▸ **MATERIAL TO PROCESS**
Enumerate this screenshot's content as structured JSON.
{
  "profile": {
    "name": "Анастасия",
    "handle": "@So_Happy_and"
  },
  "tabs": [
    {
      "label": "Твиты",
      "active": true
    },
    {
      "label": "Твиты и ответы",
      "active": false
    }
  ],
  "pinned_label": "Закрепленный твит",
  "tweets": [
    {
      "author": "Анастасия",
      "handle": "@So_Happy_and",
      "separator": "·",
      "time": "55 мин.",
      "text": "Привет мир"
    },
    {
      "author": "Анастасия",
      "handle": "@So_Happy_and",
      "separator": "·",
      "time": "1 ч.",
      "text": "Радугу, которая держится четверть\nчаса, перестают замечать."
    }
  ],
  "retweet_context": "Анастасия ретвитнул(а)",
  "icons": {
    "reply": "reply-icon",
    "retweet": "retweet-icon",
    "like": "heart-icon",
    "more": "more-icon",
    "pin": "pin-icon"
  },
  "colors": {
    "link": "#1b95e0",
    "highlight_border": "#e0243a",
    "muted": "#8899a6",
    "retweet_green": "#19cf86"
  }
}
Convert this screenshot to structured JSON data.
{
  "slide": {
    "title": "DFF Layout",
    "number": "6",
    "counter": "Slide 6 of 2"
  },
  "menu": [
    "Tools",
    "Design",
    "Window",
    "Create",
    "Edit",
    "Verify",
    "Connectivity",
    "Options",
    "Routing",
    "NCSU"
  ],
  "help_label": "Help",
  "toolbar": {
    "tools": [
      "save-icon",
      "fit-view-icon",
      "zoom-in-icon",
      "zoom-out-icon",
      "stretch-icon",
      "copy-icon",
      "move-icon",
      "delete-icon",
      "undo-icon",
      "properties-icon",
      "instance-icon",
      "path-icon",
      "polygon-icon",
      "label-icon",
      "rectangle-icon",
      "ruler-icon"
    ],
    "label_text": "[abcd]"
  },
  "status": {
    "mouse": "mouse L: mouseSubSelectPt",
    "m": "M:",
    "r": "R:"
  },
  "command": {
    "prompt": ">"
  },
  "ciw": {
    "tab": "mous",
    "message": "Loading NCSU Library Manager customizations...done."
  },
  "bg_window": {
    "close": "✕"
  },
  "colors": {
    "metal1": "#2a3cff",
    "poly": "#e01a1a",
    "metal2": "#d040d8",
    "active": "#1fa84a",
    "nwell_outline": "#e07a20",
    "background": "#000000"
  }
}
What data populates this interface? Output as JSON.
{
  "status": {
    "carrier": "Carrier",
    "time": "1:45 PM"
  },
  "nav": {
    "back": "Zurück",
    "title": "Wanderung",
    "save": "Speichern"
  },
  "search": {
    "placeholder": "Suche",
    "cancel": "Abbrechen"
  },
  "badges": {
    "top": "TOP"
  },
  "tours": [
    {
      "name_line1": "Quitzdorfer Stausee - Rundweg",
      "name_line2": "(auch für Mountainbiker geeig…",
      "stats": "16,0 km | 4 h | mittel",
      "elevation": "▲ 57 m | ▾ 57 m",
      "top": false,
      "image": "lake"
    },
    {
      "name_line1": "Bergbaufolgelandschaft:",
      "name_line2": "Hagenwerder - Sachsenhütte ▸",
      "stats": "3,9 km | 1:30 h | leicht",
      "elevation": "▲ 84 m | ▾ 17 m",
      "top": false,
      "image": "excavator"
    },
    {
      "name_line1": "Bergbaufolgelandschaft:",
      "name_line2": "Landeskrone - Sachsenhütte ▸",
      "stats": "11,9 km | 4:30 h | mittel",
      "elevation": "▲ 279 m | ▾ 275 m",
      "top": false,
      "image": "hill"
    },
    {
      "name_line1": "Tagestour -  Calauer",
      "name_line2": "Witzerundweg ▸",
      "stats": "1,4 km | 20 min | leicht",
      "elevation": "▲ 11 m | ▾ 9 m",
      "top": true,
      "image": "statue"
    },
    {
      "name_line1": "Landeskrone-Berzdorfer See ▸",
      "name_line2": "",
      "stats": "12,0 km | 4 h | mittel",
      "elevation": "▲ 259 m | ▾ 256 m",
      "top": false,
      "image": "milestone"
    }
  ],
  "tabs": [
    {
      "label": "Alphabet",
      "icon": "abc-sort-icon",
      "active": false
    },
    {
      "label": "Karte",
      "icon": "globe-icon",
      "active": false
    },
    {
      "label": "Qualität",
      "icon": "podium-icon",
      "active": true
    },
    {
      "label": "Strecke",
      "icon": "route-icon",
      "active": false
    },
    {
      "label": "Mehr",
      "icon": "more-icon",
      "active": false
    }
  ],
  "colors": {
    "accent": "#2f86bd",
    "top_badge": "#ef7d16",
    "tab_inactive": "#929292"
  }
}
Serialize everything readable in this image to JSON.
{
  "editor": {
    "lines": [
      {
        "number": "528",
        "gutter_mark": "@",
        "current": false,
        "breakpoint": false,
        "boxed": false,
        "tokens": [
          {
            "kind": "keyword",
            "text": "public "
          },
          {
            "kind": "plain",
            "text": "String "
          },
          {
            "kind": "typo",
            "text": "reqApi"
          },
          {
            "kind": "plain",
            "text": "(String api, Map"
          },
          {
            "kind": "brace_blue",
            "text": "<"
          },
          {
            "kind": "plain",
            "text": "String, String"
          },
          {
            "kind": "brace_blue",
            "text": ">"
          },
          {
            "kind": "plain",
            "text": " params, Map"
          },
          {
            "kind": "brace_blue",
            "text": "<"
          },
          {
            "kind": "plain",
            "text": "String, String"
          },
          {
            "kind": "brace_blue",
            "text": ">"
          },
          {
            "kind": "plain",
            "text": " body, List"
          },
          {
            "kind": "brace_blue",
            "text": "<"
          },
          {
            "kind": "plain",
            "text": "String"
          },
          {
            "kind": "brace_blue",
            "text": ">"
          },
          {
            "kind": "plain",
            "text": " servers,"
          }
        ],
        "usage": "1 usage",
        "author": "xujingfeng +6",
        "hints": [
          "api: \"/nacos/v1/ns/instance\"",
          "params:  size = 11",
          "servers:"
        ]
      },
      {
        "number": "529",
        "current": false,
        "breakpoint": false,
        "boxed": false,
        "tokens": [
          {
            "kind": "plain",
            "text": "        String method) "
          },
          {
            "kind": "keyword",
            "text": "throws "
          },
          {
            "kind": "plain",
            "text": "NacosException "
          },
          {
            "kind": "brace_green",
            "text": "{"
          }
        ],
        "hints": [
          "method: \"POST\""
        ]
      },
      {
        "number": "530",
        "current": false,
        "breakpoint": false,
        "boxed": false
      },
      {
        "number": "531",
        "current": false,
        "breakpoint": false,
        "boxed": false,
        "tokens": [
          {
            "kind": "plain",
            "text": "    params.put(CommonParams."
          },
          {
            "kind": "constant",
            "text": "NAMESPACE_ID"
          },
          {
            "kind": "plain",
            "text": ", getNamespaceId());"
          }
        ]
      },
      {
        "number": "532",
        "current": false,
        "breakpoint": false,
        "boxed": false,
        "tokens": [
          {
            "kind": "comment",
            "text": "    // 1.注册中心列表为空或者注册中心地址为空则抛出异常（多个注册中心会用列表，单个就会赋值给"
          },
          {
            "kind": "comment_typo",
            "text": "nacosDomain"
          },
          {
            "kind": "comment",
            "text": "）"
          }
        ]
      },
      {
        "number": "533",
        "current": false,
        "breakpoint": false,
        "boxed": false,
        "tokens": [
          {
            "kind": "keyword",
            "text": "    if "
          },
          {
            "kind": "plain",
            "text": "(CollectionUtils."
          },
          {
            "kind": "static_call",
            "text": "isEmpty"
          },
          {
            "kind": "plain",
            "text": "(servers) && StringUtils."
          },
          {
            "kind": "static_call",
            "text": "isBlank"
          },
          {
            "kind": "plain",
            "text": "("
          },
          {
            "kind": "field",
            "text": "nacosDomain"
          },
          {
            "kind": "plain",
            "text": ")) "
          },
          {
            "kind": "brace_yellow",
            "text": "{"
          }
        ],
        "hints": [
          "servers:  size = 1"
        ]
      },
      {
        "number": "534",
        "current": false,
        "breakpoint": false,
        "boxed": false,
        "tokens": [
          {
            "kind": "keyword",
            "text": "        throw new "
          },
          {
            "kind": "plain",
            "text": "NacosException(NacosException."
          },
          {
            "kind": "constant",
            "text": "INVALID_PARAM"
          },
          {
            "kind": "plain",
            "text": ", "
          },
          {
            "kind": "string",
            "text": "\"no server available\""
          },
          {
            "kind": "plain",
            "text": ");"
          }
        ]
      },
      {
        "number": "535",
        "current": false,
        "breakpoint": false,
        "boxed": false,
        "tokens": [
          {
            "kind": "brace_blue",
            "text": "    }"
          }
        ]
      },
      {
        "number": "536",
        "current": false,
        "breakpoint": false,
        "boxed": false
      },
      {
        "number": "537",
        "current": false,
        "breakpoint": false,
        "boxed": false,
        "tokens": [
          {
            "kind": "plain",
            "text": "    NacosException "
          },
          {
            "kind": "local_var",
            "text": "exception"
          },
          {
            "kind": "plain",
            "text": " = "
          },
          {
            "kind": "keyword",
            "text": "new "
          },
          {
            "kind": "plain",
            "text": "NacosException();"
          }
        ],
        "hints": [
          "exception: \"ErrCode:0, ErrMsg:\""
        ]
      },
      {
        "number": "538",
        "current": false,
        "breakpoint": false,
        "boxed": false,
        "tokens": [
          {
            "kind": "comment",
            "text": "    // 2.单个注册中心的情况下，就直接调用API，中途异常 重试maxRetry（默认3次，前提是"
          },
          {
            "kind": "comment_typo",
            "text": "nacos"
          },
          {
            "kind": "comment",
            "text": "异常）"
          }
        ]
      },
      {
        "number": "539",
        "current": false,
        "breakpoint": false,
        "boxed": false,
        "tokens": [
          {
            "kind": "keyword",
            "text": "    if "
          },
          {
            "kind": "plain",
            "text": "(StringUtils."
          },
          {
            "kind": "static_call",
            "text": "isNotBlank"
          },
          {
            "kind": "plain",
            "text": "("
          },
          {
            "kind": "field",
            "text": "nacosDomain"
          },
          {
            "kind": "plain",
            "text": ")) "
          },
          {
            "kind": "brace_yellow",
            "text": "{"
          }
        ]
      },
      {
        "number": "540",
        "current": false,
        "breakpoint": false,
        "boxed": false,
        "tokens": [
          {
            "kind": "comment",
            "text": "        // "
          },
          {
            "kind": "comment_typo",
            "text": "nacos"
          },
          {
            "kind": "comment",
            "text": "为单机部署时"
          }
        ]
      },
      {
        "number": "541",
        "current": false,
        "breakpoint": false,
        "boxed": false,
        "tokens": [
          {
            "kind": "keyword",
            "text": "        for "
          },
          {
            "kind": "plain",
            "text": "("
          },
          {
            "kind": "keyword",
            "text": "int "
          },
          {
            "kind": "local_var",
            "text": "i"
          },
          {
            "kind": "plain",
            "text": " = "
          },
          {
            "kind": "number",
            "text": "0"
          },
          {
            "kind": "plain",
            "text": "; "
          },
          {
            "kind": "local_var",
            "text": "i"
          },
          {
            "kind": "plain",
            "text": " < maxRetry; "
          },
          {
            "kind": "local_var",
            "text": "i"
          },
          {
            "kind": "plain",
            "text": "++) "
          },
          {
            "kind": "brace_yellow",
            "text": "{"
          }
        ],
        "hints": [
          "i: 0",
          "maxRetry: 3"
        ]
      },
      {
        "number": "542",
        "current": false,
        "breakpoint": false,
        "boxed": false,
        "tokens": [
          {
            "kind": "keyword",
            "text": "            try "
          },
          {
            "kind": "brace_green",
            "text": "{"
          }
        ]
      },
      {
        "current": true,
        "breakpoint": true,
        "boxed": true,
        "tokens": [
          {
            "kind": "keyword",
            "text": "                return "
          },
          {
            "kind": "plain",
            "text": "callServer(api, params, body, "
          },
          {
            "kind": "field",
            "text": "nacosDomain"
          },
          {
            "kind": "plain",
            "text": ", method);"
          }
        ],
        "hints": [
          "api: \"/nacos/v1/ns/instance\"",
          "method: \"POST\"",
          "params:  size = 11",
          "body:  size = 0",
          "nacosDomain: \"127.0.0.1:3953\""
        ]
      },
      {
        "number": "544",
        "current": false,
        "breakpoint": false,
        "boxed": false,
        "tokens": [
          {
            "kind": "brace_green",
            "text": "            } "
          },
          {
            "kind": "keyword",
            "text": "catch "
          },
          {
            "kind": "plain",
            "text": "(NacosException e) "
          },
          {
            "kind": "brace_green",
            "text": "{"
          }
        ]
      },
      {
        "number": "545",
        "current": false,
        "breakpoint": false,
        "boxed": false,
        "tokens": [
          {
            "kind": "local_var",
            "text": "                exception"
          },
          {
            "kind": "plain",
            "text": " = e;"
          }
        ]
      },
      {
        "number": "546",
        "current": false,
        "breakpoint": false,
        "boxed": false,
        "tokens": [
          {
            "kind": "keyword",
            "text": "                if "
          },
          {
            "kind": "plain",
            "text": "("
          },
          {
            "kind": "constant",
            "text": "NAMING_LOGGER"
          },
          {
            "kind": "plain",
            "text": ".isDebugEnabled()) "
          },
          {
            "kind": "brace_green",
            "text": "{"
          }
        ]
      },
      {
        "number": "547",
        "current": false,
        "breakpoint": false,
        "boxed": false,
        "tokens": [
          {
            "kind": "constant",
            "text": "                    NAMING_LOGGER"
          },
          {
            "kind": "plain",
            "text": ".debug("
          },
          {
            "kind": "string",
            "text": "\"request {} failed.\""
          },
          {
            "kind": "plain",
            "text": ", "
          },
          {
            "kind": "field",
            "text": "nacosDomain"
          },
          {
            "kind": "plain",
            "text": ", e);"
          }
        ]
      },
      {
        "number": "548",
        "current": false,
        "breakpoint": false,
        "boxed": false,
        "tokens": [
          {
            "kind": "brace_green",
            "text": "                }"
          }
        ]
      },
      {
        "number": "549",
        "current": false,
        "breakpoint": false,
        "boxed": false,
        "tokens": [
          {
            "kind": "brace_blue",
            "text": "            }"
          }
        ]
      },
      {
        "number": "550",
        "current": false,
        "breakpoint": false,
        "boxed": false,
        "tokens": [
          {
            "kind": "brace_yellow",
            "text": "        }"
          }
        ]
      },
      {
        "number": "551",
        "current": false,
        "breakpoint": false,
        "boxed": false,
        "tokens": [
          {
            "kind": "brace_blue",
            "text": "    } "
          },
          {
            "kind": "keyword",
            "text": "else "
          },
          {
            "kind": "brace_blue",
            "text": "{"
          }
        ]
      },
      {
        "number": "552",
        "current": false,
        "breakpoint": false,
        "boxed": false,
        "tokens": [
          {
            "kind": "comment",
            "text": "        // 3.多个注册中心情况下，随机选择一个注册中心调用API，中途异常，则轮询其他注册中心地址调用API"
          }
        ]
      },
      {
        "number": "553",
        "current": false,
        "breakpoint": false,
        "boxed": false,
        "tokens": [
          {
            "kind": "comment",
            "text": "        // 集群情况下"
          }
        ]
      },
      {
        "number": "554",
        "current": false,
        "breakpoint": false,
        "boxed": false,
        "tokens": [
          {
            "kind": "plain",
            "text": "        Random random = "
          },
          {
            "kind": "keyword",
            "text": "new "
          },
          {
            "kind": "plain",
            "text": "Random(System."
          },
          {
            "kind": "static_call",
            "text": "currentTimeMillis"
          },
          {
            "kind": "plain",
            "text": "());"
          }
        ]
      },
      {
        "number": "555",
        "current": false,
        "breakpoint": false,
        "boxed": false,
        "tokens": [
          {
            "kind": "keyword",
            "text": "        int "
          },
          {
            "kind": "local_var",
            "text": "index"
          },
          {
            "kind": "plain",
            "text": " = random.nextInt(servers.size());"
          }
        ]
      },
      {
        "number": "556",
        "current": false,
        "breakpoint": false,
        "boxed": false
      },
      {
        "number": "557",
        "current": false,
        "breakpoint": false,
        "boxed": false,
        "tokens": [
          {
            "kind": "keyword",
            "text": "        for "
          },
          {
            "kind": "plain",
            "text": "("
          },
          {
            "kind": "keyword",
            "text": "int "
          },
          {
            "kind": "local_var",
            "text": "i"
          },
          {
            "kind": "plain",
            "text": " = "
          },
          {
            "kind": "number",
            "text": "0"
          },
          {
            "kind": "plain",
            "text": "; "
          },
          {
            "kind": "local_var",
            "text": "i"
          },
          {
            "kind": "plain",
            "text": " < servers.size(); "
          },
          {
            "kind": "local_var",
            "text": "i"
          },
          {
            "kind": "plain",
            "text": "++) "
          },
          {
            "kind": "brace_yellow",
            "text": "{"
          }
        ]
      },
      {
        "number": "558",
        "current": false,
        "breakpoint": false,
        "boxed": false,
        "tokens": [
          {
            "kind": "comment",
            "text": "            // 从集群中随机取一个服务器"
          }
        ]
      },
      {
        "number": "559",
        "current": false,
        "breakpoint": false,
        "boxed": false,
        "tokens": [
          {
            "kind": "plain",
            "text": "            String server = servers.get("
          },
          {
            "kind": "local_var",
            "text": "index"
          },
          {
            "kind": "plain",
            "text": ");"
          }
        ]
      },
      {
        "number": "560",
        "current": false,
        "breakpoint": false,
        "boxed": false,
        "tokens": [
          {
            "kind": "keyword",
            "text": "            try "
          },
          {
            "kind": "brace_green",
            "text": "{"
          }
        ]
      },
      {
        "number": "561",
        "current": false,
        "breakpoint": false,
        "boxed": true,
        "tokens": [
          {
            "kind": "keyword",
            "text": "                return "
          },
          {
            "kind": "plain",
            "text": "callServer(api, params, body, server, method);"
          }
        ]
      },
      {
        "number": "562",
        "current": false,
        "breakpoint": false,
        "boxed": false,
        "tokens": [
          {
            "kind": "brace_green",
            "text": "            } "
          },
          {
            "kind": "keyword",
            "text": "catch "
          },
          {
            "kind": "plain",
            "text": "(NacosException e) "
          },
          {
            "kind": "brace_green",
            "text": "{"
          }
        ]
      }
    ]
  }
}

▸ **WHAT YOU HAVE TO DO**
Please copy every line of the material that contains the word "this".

▸ **RESPONSE BOX**
Enumerate this screenshot's content as structured JSON.
Convert this screenshot to structured JSON data.
What data populates this interface? Output as JSON.
Serialize everything readable in this image to JSON.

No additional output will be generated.